TAMA : You seem to prefer fairly shallow depths for your toms, and use a 20” kick and 13” snare. Is there something about the sound of smaller drums that you like?

Keith : Yeah, that’s totally it for me, man. I like the smaller drums because I think they’re more versatile in sound. I can tune a 20” kick and make it sound like a 22”, but I can’t make a 22” sound like a 20”… it won’t sound right. So I think I have more flexibility with the smaller toms. And I like the way they fit on the kit, too, because they give me a different way to set up the kit that’s more comfortable to get around. Because I move so fast, I gotta have things really close, and with bigger toms I can’t really get around the way I need to.

TAMA : What about your 13” snare?

Keith : Yeah, I fell in love with the 13”. I’d never played a 13” until, once again, I heard Brian’s 13” snare… and I was like, “wow.” And it just fits perfectly within the setup. The 14” is definitely a beast as far as what I would use in the studio, or maybe for like a second side snare. But the 13” is a little more versatile, I can get it higher if need to, but also get the depth from it, almost like a 14”.

TAMA : So you’ve been happy with your Tama drums and hardware, and they’ve held up with all the touring that you’ve done?

Keith : Yes, that’s one thing I can say… I’ve never had a hardware issue or anything of that sort with Tama drums. They definitely get the Keith Harris seal-of-approval as far as road worthiness (laughs). Because after 500-600 shows in like two years, I’ve never had anything break or come apart. It’s all been really, really sturdy and it’s held up to the challenge.

TAMA : What other projects are you currently involved with, or do you have planned for the future?

Keith : Well, as of now, I’ve been doing a lot of production and writing. So, some recent things I’ve done that are out right now are… I co-produced a song called “Lovely People” on Earth, Wind & Fire’s record Illumination that came out sometime last year… Tama drums are featured on that. I have a song co-written with Will called “About You” on Mary J. Blige’s new record Breakthrough.

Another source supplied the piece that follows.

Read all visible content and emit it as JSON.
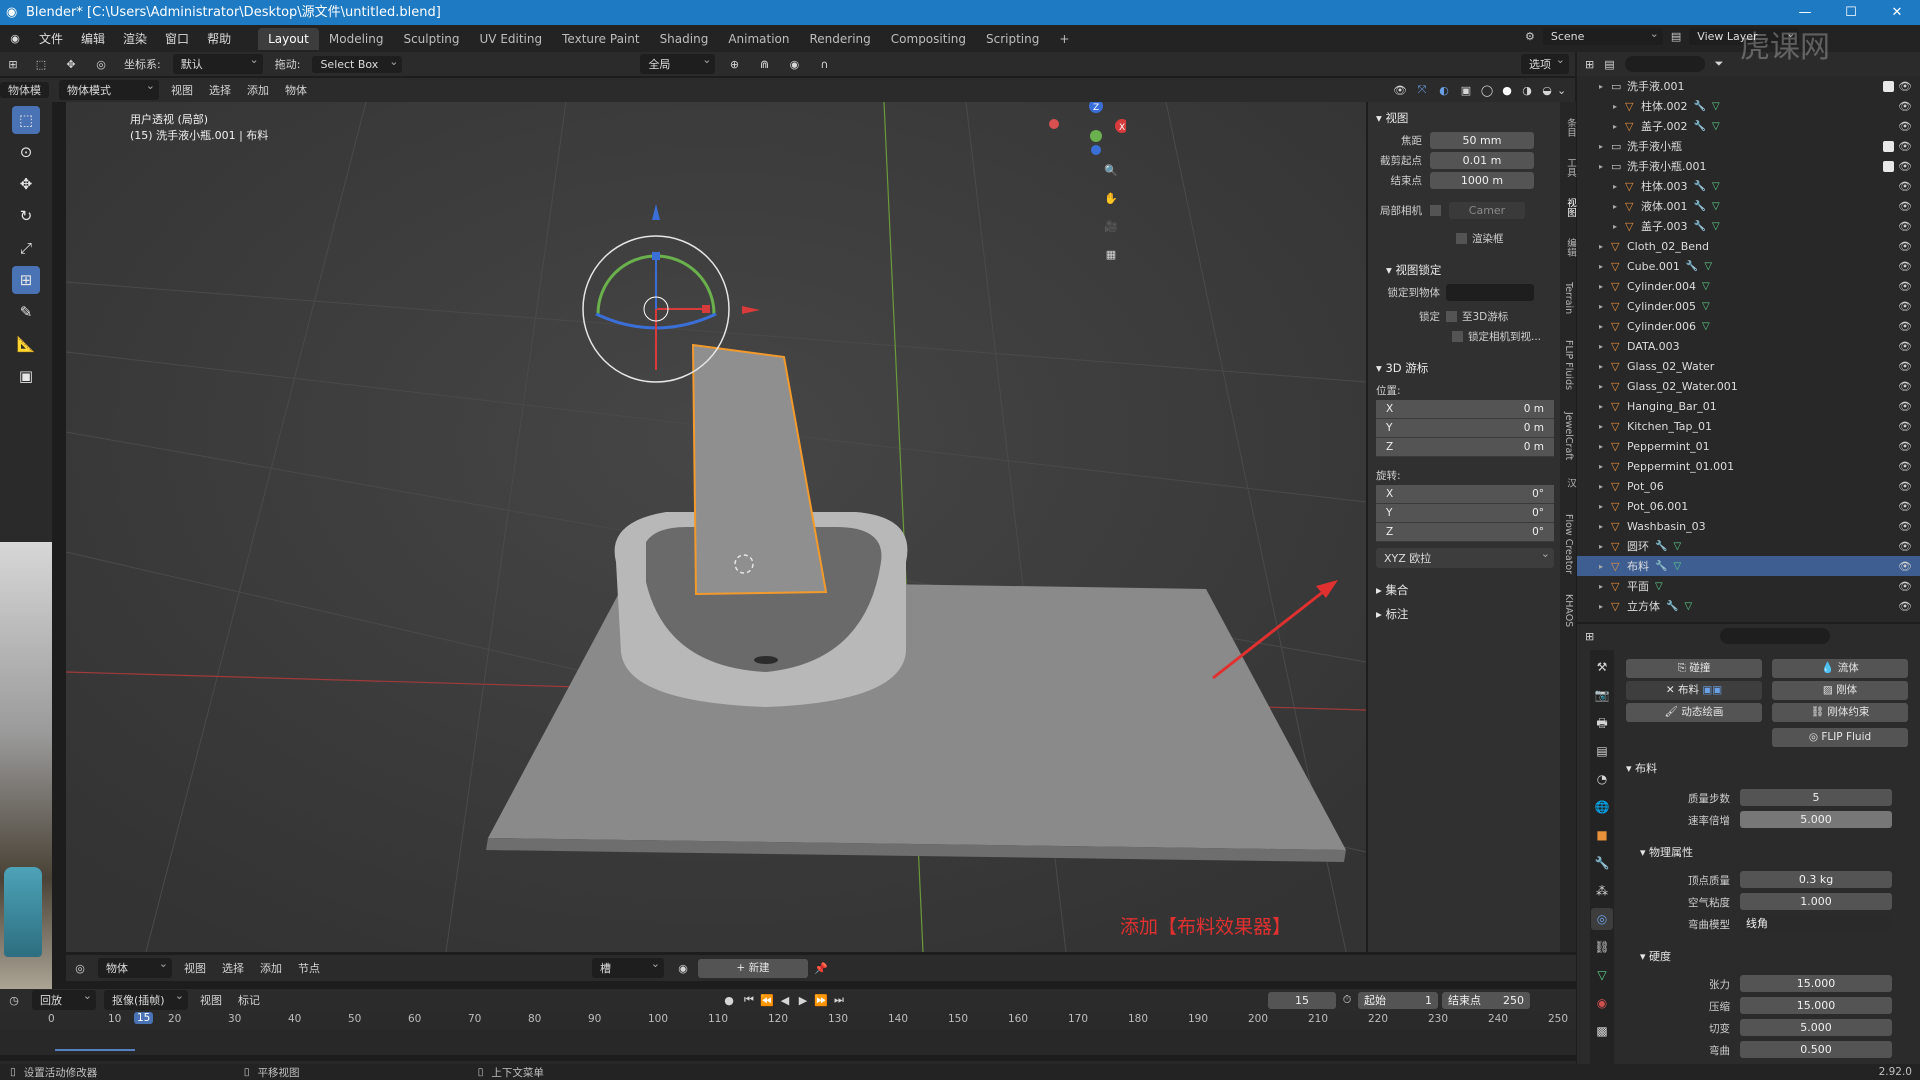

I played drums on Ricky Martin’s new record that came out recently; I think the song is called “It’s All Right.”


Also, on Macy Gray’s new record that’s due to be released sometime this year, I have co-production and writing credits, and also played Tama drums on that album. I have a song on Fergy’s new record that’s coming out sometime this year, and also a song on a new movie coming out called Psodien.

TAMA : It sounds like you’ve been extremely busy, between the Black Eyed Peas and all this session work. Do you have a preference between playing live versus in the studio?

Keith : Well, I always prefer doing live shows, because you feed off the energy of the crowd and all that good stuff. But I love the studio work as well… it’s not as hard as live shows, because nowadays they just tell you to play 8 bars or something like that and chop you up and loop you, and it’s a wrap! (laughs) So that’s cool. But as of now and the future for me, I’m looking to get more into producing, and just getting my production and writing credits up. So that’s something for everybody to look out for.

TAMA : Is there anything else you’d like to add?

Keith : Well, I just wanted to add this… I just want to thank you guys at Tama, especially Gene, for believing in me way back when I first got the gig with the Black Eyed Peas. They’ve done wonders and worked magic on getting me drums at the last minute. And I just thank everybody at Tama for giving me such a great product to represent on the road. I appreciate it.